Fossil rocks dinosaur tree. Herbivorous crocodile? Maybe.

Whatever else it ate, it may have consumed a whole school of thought about where and how dinosaurs evolved, say Berkeley integrative biology Ph.D. student Randall Irmis and co-researchers of their find in Arizona’s Petrified Forest National Park.

American Servicemen and Women Who Have Died in Iraq and Afghanistan (but Not including the Wounded, nor the Iraqis, nor the Afghanis): “The numbers kept coming up in the daily reports. Five here, fourteen there, one day after another. And then the growing figure mounting over a thousand. Peripherally it was ever-present, but still only an abstraction... I needed to see pictures of them, to familiarize myself just a tiny bit more with what was happening far from my warm home,” writes Emily Prince in an introduction to her project. Shown above at the 52nd Venice Biennale, the artwork has been seen by thousands of people from around the world. (Courtesy of designboom.com)

Portraits & Observations: Emily Prince documents the cost of war

In her San Francisco studio, artist Emily Prince quietly continues a work-in-progress, her vast memorial to U.S. troops whose lives were lost in Operations Iraqi Freedom and Enduring Freedom. The artwork she’s created, completely by hand, consists of thousands of individual, wallet-size portraits, finely drawn in graphite, that, when arranged on a wall, create a very large map of America.

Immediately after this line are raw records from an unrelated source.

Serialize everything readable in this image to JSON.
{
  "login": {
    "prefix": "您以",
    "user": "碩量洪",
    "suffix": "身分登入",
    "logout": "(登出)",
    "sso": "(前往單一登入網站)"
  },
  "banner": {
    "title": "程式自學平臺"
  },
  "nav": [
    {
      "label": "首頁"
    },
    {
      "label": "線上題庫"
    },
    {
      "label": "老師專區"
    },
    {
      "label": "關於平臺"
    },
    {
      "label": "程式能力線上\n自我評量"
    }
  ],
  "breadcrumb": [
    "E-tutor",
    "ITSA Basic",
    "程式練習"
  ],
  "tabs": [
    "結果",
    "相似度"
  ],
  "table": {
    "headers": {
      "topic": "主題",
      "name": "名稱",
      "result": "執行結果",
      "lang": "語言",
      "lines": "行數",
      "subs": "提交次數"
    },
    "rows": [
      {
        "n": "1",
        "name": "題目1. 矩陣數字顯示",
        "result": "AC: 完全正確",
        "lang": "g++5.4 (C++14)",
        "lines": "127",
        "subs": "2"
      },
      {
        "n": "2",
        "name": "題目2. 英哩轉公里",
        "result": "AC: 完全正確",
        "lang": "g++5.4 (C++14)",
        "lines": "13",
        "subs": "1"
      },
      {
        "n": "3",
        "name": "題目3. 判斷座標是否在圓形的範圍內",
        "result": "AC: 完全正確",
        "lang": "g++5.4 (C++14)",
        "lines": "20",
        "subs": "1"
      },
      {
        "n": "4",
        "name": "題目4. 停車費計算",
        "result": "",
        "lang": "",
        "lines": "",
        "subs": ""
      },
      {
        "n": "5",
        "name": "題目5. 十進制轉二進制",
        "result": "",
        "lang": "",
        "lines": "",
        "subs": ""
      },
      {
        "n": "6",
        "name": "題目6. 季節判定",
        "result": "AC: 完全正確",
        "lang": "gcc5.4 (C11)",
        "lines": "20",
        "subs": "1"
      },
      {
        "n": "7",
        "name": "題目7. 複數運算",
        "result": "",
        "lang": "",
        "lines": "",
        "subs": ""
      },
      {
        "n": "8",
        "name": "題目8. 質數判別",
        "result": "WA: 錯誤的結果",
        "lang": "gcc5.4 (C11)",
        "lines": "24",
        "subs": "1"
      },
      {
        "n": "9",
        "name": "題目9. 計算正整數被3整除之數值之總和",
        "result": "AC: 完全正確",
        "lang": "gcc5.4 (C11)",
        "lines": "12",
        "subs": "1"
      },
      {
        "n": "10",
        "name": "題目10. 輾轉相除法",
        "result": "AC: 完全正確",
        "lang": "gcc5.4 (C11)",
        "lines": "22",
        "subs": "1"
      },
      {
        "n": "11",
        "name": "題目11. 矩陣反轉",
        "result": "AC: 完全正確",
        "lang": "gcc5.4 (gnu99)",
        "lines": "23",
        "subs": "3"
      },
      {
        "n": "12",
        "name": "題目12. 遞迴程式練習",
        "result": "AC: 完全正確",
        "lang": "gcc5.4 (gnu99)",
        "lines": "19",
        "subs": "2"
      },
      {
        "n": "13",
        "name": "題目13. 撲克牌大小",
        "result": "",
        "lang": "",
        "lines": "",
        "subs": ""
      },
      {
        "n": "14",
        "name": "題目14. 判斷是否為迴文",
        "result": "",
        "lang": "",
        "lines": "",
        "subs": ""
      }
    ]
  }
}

Trading Spaces: land with a view

Wendy Cheng makes comparisons of urban space in Taipei, Tokyo. Levittown, San Diego, and the Carmel Valley, using her camera to document them, winning the Dorothea Lange Fellowship along the way.

Investing in Science Futures: the ARCS Foundation

When the Russians sent Sputnik I, the world’s first artificial satellite, into space on October 4, 1957, they unknowingly launched a women’s movement in America which would bring good fortune to higher education — Berkeley in particular — for years to come.